● Your task: The whole listing needs to be written out exactly, except for any images.

● Information shown:

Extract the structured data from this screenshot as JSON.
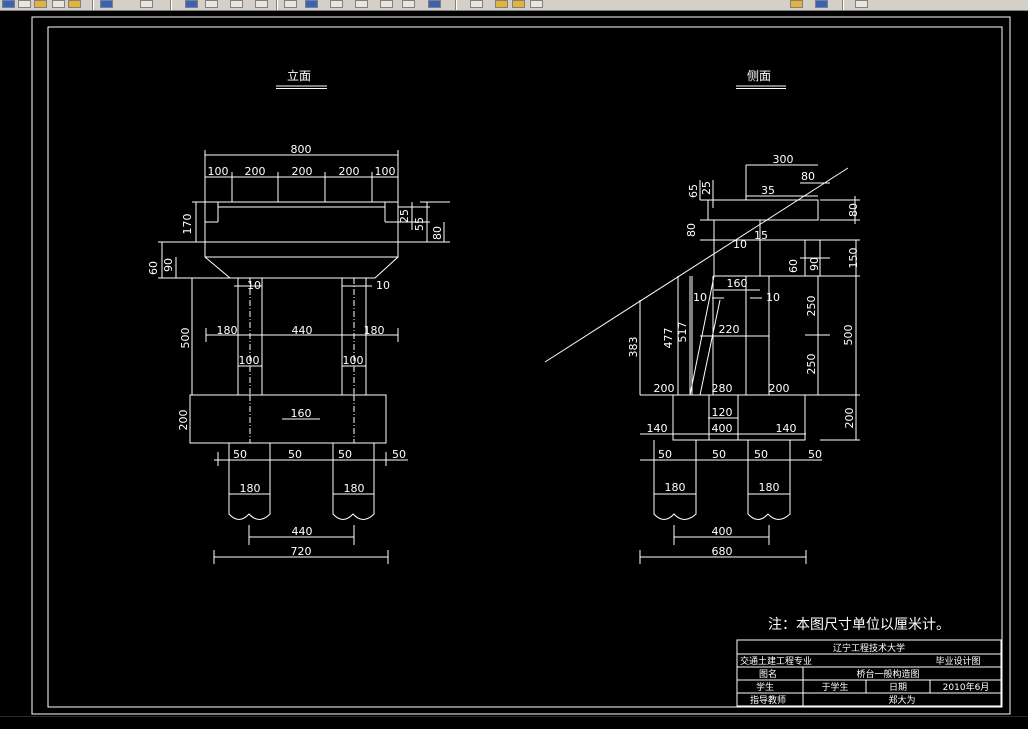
{
  "colors": {
    "background": "#000000",
    "lines": "#ffffff",
    "toolbar": "#d4d0c8"
  },
  "drawing": {
    "front_view": {
      "title": "立面",
      "dims": {
        "top_total": "800",
        "seg_a": "100",
        "seg_b": "200",
        "seg_c": "200",
        "seg_d": "200",
        "seg_e": "100",
        "cap_height": "170",
        "right_25": "25",
        "right_55": "55",
        "right_80": "80",
        "left_60": "60",
        "left_90": "90",
        "col_gap_left": "10",
        "col_gap_right": "10",
        "pier_height": "500",
        "col_left_off": "180",
        "col_spacing": "440",
        "col_right_off": "180",
        "col_width_left": "100",
        "col_width_right": "100",
        "footing_height": "200",
        "footing_inner": "160",
        "pile_off1": "50",
        "pile_off2": "50",
        "pile_off3": "50",
        "pile_off4": "50",
        "pile_dia_left": "180",
        "pile_dia_right": "180",
        "pile_spacing": "440",
        "footing_total": "720"
      }
    },
    "side_view": {
      "title": "侧面",
      "dims": {
        "top_300": "300",
        "top_80": "80",
        "top_35": "35",
        "left_65": "65",
        "left_25": "25",
        "right_80a": "80",
        "left_80": "80",
        "mid_10": "10",
        "mid_15": "15",
        "right_60": "60",
        "right_90": "90",
        "right_150": "150",
        "cap_160": "160",
        "off_10a": "10",
        "off_10b": "10",
        "h_383": "383",
        "h_477": "477",
        "h_517": "517",
        "w_220": "220",
        "h_250a": "250",
        "h_250b": "250",
        "h_500": "500",
        "w_200a": "200",
        "w_280": "280",
        "w_200b": "200",
        "w_120": "120",
        "w_140a": "140",
        "w_400a": "400",
        "w_140b": "140",
        "footing_200": "200",
        "p_50a": "50",
        "p_50b": "50",
        "p_50c": "50",
        "p_50d": "50",
        "pile_180a": "180",
        "pile_180b": "180",
        "w_400b": "400",
        "w_680": "680"
      }
    },
    "note": "注：本图尺寸单位以厘米计。",
    "title_block": {
      "school": "辽宁工程技术大学",
      "major": "交通土建工程专业",
      "doc_type": "毕业设计图",
      "drawing_label": "图名",
      "drawing_name": "桥台一般构造图",
      "student_label": "学生",
      "student_name": "于学生",
      "date_label": "日期",
      "date_value": "2010年6月",
      "advisor_label": "指导教师",
      "advisor_name": "郑大为"
    }
  }
}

● Task result:
Extract the structured data from this screenshot as JSON.
{
  "colors": {
    "background": "#000000",
    "lines": "#ffffff",
    "toolbar": "#d4d0c8"
  },
  "drawing": {
    "front_view": {
      "title": "立面",
      "dims": {
        "top_total": "800",
        "seg_a": "100",
        "seg_b": "200",
        "seg_c": "200",
        "seg_d": "200",
        "seg_e": "100",
        "cap_height": "170",
        "right_25": "25",
        "right_55": "55",
        "right_80": "80",
        "left_60": "60",
        "left_90": "90",
        "col_gap_left": "10",
        "col_gap_right": "10",
        "pier_height": "500",
        "col_left_off": "180",
        "col_spacing": "440",
        "col_right_off": "180",
        "col_width_left": "100",
        "col_width_right": "100",
        "footing_height": "200",
        "footing_inner": "160",
        "pile_off1": "50",
        "pile_off2": "50",
        "pile_off3": "50",
        "pile_off4": "50",
        "pile_dia_left": "180",
        "pile_dia_right": "180",
        "pile_spacing": "440",
        "footing_total": "720"
      }
    },
    "side_view": {
      "title": "侧面",
      "dims": {
        "top_300": "300",
        "top_80": "80",
        "top_35": "35",
        "left_65": "65",
        "left_25": "25",
        "right_80a": "80",
        "left_80": "80",
        "mid_10": "10",
        "mid_15": "15",
        "right_60": "60",
        "right_90": "90",
        "right_150": "150",
        "cap_160": "160",
        "off_10a": "10",
        "off_10b": "10",
        "h_383": "383",
        "h_477": "477",
        "h_517": "517",
        "w_220": "220",
        "h_250a": "250",
        "h_250b": "250",
        "h_500": "500",
        "w_200a": "200",
        "w_280": "280",
        "w_200b": "200",
        "w_120": "120",
        "w_140a": "140",
        "w_400a": "400",
        "w_140b": "140",
        "footing_200": "200",
        "p_50a": "50",
        "p_50b": "50",
        "p_50c": "50",
        "p_50d": "50",
        "pile_180a": "180",
        "pile_180b": "180",
        "w_400b": "400",
        "w_680": "680"
      }
    },
    "note": "注：本图尺寸单位以厘米计。",
    "title_block": {
      "school": "辽宁工程技术大学",
      "major": "交通土建工程专业",
      "doc_type": "毕业设计图",
      "drawing_label": "图名",
      "drawing_name": "桥台一般构造图",
      "student_label": "学生",
      "student_name": "于学生",
      "date_label": "日期",
      "date_value": "2010年6月",
      "advisor_label": "指导教师",
      "advisor_name": "郑大为"
    }
  }
}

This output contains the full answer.